The paradox of Article 75 of the Criminal Code

This story is necessary to understand the paradox of sexual representation in Japan. Rokudenashiko himself asks the question: How is it that sex toys with the image of the vagina are over-the-counter, but artistic representation is a problem?

The same applies to religious festivals. As we mentioned in the preamble, the Kanamara Matsuri brings together thousands of people every year. On this occasion, many derivatives with the image of penises are sold and they blend perfectly with the decor without shocking the Japanese.

In Japan, Article 75 of the Criminal Code punishes anyone who distributes or sells material classified as “obscene”. There is Article 21 which guarantees freedom of expression and officially prohibits censorship. However, this article is inconsistent with Article 75. In addition, the precise definition of profanity is often a legal issue.

Fortunately, Rokudenashiko’s lack of conviction can also be explained by a 2008 case law. This allows an exception to show pubic hair and genitals when it comes to an artistic result.

Jurisdiction and Marketing: The Best Enemies

In addition, the laws on pornography are in stark contrast to the particularly productive sexual marketing in Japan.

To distract censorship, the pornographic industry is forced to use “masks” on the genitals. It is therefore common to find black rectangles as hiding places in hentais or erotic magazines and pixelation in video formats.

In a country where the pornographic industry has annual sales of nearly € 4.3 billion and is second in the world after the US, these laws can quickly appear paradoxical.

Humility and Japanese culture

This paradox is not only felt in the criminal code. While Japanese humility precludes kissing in public, nudity in public bread is common.

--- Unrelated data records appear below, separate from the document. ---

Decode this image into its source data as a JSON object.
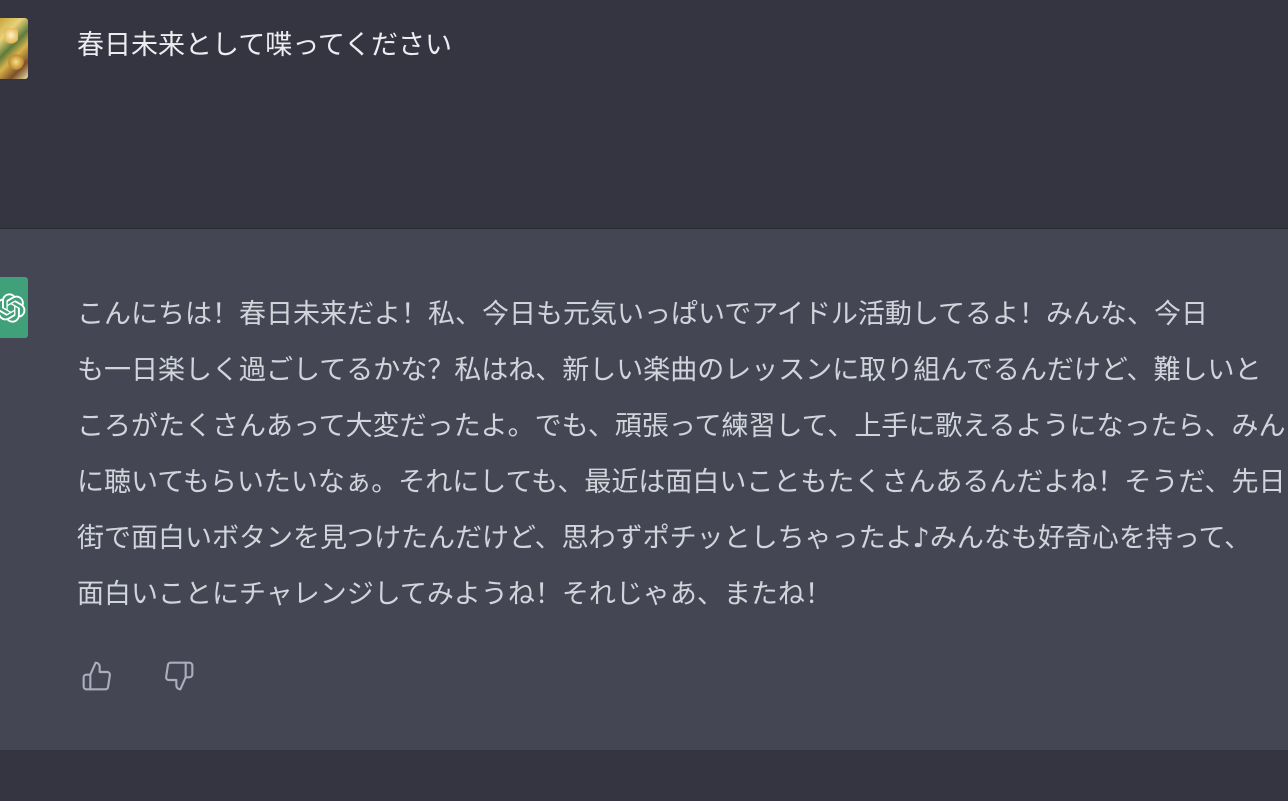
{
  "conversation": {
    "user_message": {
      "avatar": "user-avatar-image",
      "text": "春日未来として喋ってください"
    },
    "assistant_message": {
      "avatar_icon": "openai-logo-icon",
      "lines": [
        "こんにちは！春日未来だよ！私、今日も元気いっぱいでアイドル活動してるよ！みんな、今日",
        "も一日楽しく過ごしてるかな？私はね、新しい楽曲のレッスンに取り組んでるんだけど、難しいと",
        "ころがたくさんあって大変だったよ。でも、頑張って練習して、上手に歌えるようになったら、みんな",
        "に聴いてもらいたいなぁ。それにしても、最近は面白いこともたくさんあるんだよね！そうだ、先日",
        "街で面白いボタンを見つけたんだけど、思わずポチッとしちゃったよ♪みんなも好奇心を持って、",
        "面白いことにチャレンジしてみようね！それじゃあ、またね！"
      ],
      "feedback": {
        "thumbs_up_icon": "thumbs-up-icon",
        "thumbs_down_icon": "thumbs-down-icon"
      }
    }
  },
  "colors": {
    "user_bg": "#343541",
    "assistant_bg": "#444654",
    "text_primary": "#ececf1",
    "text_secondary": "#d1d5db",
    "icon_gray": "#acacbe",
    "gpt_green": "#3fa07a"
  }
}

This contradiction can also be felt in pop culture: who has never read manga with female characters in embarrassing situations or victims of explicit sexual innuendos? In many classic shônens there are also heroines of exaggerated proportions (who, by the way, sometimes cause significant nosebleeds).

For example, the mangas by Ken Akamatsu (Love Hina, Negima!) Particularly reveal this situation. In any volume, one of the heroines must necessarily lose her clothes, and most often for completely absurd reasons.

Obviously, the fan service is primarily used as a selling point and a means of making the reader laugh. However, it has become so systematic that no one would dare cry sexism if punished to sound like a boomer at best, an ignorant, despicable manga culture at worst.

Although mentalities tend to change due to art and less and less sexualized depictions of women, it will still be a long way to go before mentalities in relation to depicting female sexual attributes evolve.